By Michael Rubin, MDCM

A palsy of the 4th cranial nerve affects vertical eye movements.

  • Often doctors cannot identify the cause, but when they can, the cause is usually a head injury, sometimes a minor one.

  • People see double images, but tilting the head to side opposite the affected eye can eliminate them.

  • Doctors suspect palsy of the 4th cranial nerve based on the symptoms, but computed tomography or magnetic resonance imaging may be done.

  • The cause, if identified, is treated.

Often, the cause cannot be identified. The most common identified cause is

  • A head injury, often due to a motorcycle accident but sometimes even relatively minor head trauma

Occasionally, diabetes causes this palsy. Rarely, the cause is a tumor, a bulge (aneurysm) in an artery in the skull, or multiple sclerosis.
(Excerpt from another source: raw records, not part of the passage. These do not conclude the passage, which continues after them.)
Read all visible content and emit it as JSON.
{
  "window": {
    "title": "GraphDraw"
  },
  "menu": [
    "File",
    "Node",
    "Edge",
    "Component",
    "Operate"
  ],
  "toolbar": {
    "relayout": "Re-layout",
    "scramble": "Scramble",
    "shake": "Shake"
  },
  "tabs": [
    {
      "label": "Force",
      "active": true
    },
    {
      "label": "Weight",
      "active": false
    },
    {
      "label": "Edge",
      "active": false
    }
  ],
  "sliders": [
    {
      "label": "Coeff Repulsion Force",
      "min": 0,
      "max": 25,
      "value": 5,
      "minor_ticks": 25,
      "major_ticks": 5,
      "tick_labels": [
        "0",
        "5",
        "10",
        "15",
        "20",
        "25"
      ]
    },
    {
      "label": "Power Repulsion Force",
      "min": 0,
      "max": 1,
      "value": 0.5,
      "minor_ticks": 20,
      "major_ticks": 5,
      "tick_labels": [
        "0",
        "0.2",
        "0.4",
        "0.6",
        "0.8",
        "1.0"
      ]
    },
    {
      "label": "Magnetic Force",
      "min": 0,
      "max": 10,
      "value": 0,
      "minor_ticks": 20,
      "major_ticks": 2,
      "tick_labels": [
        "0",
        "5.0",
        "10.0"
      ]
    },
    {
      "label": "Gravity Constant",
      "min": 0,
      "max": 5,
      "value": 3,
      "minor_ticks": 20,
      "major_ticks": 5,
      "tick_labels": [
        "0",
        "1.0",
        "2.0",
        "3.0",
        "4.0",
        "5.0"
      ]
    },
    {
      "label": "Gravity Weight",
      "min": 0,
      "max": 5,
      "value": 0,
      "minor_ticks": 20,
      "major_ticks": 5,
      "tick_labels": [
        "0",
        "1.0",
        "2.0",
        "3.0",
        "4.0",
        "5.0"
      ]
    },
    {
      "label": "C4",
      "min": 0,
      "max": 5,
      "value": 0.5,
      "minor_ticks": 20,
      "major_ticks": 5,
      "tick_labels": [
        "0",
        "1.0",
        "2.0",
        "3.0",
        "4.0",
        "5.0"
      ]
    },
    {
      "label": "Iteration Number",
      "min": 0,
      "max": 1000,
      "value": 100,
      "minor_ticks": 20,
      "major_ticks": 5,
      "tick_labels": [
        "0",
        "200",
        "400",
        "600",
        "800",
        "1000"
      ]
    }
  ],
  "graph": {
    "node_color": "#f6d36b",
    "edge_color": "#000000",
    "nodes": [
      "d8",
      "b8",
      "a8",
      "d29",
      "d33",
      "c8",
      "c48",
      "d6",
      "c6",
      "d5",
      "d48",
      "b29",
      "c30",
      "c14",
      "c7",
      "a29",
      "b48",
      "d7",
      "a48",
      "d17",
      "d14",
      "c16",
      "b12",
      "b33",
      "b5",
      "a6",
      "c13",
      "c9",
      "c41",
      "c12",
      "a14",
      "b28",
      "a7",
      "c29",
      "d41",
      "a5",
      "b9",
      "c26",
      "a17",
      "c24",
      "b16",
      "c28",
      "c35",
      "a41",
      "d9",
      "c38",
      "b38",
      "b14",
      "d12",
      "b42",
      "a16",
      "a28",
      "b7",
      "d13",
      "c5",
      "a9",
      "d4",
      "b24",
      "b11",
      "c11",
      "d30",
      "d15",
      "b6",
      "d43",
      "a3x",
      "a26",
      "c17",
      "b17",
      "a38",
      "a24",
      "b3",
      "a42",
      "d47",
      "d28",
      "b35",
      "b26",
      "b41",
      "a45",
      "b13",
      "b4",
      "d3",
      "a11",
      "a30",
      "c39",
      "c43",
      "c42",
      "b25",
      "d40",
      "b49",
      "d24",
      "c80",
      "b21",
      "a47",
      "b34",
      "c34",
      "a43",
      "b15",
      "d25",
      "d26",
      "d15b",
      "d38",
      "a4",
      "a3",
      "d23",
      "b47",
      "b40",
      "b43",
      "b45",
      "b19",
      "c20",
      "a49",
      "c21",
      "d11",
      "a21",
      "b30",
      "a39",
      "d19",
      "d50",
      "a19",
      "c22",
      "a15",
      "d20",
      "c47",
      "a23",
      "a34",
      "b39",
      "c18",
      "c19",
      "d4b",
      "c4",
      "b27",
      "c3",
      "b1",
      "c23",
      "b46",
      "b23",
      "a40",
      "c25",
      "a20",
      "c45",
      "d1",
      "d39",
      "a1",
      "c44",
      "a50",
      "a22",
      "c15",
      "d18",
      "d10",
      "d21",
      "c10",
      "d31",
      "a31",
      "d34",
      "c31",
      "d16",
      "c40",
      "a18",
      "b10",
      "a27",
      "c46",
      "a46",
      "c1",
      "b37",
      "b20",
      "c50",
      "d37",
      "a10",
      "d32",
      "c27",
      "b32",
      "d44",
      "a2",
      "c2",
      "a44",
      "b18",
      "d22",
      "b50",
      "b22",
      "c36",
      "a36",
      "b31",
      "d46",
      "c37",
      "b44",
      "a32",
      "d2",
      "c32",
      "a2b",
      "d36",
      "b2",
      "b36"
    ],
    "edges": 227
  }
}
One or both eyes may be affected. The affected eye cannot turn inward and down. As a result, people see double images, one above and slightly to the side of the other. Thus, going down stairs, which requires looking inward and down, is difficult. However, tilting the head to the side opposite the affected eye muscle can compensate and eliminate the double images. This position can eliminate the double images because people use eye muscles that are unaffected by the palsy to focus both eyes on an object.

Diagnosis

  • Limited eye movement

  • Computed tomography or magnetic resonance imaging

Usually, the diagnosis is suspected if a person has characteristic limited eye movement. Computed tomography (CT) or magnetic resonance imaging (MRI) of the brain may be done.

Treatment

  • Treatment of the cause, if identified

  • Eye exercises

  • Prism glasses

The disorder causing the palsy, if identified, is treated.

Eye exercises may help, as may wearing prism glasses.

The palsy usually resolves over time.

* This is the Consumer Version. *